(Element data from apps and pages)
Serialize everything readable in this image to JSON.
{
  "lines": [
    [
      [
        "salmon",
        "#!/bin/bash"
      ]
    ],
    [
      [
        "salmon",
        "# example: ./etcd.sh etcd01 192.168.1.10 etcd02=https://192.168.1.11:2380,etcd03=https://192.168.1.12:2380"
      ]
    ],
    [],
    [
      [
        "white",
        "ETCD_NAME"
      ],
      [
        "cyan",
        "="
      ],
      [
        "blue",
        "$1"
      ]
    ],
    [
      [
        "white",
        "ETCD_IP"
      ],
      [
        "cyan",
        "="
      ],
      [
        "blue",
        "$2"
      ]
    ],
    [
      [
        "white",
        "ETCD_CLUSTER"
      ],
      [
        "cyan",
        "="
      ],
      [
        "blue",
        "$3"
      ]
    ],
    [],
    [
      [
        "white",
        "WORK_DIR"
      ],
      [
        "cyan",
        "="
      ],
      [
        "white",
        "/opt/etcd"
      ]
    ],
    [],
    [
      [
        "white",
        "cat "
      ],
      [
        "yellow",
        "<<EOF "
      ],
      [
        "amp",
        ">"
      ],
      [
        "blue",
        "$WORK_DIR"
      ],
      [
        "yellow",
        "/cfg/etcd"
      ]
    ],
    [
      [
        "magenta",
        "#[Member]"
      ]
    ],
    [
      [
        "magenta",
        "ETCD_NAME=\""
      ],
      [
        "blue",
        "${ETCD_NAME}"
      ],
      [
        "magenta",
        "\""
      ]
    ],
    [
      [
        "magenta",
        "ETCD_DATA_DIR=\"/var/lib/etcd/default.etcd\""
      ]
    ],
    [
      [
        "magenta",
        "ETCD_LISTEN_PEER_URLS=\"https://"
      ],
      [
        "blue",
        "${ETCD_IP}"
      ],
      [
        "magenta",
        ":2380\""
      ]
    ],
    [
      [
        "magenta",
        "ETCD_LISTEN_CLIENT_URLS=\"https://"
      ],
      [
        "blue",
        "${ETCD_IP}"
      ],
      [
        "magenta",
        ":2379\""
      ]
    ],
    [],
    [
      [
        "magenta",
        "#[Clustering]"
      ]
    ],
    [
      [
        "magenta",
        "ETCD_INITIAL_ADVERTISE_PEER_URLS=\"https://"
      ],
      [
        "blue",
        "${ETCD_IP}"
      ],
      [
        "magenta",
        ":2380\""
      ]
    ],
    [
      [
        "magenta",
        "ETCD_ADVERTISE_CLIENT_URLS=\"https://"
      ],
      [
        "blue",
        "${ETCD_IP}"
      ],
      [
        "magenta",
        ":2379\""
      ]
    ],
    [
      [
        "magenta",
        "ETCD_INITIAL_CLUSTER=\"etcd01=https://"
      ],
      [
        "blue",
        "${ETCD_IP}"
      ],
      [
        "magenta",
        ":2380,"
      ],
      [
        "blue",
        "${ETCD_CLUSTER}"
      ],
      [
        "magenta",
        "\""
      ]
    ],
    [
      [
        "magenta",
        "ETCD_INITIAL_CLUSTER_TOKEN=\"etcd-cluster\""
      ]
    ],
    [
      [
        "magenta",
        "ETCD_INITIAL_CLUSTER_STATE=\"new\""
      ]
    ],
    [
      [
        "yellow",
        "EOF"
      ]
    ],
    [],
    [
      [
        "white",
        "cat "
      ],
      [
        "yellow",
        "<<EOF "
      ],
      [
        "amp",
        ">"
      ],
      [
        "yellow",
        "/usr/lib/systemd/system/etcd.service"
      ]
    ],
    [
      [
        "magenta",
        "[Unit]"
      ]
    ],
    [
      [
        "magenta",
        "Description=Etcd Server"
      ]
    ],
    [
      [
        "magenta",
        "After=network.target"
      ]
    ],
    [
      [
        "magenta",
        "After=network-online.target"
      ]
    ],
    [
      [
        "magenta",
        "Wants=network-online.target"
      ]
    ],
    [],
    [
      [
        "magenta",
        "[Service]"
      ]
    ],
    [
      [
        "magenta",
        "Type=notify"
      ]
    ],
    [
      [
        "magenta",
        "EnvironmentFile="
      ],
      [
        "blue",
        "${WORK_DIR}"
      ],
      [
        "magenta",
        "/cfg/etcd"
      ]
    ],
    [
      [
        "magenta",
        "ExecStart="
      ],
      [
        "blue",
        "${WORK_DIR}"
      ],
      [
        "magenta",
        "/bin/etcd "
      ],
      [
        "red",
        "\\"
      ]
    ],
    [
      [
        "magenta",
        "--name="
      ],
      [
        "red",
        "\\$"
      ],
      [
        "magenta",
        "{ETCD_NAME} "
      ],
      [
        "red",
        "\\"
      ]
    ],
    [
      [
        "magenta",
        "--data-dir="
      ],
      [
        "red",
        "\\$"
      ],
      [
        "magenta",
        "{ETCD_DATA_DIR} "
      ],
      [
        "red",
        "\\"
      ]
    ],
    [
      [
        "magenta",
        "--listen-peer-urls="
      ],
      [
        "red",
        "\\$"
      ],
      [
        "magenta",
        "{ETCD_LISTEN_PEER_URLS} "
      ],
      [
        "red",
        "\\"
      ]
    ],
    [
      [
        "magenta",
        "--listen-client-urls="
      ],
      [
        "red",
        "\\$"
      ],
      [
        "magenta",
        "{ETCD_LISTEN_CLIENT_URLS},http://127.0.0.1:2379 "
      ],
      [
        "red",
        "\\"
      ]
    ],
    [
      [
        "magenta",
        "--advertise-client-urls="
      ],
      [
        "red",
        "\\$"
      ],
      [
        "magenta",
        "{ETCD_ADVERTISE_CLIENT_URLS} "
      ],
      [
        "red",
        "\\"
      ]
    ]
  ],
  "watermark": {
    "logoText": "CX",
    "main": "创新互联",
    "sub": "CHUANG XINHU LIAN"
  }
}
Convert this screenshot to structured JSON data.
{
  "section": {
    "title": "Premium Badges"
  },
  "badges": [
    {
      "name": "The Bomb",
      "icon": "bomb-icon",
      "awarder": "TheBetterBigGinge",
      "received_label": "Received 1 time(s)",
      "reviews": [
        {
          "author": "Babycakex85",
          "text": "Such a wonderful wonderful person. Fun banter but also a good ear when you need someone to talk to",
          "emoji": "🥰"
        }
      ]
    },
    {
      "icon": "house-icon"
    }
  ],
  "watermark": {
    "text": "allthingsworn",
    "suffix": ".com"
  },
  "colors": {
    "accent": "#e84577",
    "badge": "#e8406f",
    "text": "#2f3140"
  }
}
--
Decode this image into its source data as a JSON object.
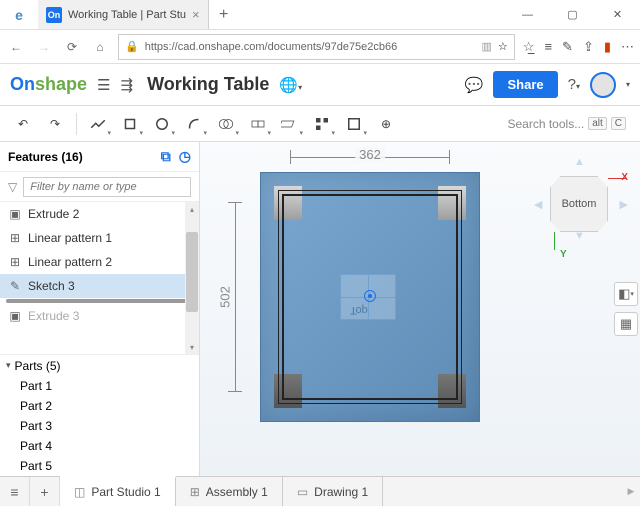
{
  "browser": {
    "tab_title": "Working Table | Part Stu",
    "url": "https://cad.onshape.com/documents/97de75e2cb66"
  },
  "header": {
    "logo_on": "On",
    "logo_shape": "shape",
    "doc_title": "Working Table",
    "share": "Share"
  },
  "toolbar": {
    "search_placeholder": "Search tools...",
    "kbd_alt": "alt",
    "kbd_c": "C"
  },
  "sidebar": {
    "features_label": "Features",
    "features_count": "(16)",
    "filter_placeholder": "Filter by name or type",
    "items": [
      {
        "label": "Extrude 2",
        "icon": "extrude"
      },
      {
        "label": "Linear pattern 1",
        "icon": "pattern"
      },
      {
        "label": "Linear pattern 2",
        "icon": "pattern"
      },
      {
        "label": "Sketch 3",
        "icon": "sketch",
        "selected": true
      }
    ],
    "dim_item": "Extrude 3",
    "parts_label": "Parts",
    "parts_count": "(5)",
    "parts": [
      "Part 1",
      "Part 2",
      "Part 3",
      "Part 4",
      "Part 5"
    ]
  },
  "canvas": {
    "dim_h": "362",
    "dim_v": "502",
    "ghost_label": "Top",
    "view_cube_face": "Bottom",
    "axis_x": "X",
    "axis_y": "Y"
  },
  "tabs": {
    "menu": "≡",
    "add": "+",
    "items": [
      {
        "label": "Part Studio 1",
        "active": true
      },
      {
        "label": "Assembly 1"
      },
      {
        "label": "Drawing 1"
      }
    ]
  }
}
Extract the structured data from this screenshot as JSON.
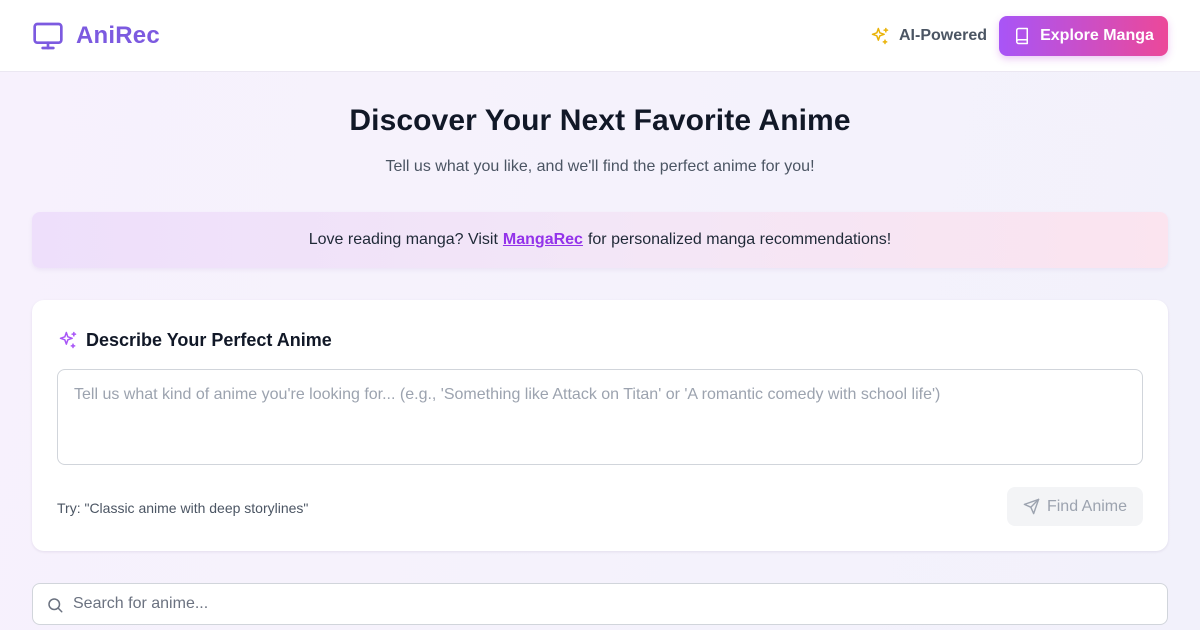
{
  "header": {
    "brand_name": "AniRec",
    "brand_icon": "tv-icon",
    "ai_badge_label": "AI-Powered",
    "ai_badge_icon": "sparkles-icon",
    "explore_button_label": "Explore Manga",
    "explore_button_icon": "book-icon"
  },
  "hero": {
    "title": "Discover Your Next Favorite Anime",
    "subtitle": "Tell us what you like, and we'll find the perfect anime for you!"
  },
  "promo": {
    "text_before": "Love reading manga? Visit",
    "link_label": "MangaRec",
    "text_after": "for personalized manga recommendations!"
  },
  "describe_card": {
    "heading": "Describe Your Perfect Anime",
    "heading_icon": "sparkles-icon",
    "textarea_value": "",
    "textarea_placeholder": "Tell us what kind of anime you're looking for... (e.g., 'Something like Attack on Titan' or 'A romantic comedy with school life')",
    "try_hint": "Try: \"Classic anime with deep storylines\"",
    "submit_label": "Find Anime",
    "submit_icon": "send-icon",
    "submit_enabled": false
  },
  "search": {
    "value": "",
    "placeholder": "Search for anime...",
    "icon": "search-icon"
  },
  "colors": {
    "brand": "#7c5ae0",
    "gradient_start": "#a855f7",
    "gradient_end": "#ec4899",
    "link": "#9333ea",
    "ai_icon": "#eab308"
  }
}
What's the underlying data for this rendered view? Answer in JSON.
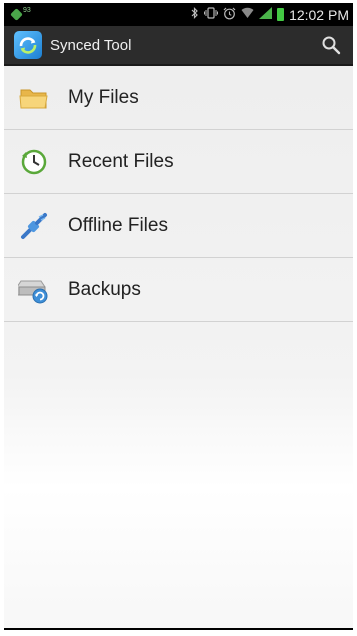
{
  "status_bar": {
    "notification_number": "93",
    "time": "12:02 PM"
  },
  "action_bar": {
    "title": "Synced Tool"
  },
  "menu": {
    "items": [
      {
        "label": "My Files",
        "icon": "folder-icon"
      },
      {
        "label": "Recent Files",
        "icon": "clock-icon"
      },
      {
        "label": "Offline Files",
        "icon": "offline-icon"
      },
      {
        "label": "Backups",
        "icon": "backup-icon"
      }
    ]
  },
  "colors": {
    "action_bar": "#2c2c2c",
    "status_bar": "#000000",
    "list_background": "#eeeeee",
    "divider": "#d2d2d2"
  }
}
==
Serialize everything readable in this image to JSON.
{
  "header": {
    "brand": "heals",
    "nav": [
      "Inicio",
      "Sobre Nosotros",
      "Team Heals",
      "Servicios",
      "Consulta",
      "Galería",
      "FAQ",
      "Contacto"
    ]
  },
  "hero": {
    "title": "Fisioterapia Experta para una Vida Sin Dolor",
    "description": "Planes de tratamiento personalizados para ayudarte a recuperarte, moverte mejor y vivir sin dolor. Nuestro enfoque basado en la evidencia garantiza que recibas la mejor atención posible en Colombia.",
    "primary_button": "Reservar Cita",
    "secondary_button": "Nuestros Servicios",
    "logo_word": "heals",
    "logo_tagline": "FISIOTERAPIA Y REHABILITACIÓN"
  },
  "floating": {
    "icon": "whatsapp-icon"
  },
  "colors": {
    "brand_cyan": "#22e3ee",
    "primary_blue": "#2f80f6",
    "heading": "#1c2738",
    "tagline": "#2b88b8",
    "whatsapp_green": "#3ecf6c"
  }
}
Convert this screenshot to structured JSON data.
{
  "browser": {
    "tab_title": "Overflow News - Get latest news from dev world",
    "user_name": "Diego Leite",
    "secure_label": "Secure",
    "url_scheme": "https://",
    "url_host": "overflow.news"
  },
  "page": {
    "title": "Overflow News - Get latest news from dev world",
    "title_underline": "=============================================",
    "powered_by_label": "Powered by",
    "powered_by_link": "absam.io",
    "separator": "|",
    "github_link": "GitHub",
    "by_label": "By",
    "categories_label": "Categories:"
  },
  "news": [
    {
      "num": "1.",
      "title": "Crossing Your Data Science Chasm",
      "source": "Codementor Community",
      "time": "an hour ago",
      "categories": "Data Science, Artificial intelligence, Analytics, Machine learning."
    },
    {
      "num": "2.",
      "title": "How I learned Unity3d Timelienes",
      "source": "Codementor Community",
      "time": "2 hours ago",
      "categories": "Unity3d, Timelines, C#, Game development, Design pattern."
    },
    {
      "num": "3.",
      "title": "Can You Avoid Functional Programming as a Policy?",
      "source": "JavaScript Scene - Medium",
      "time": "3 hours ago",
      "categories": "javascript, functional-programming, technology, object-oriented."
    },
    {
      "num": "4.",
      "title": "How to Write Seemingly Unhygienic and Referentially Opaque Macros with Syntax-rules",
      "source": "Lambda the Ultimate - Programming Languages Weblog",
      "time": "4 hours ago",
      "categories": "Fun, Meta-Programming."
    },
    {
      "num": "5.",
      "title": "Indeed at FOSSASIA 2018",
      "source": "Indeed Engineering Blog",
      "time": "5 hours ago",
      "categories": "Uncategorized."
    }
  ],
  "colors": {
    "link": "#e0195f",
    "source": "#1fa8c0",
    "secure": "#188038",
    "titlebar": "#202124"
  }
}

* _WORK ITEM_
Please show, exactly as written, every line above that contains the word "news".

* _RESULT_
    "tab_title": "Overflow News - Get latest news from dev world",
    "url_host": "overflow.news"
    "title": "Overflow News - Get latest news from dev world",
  "news": [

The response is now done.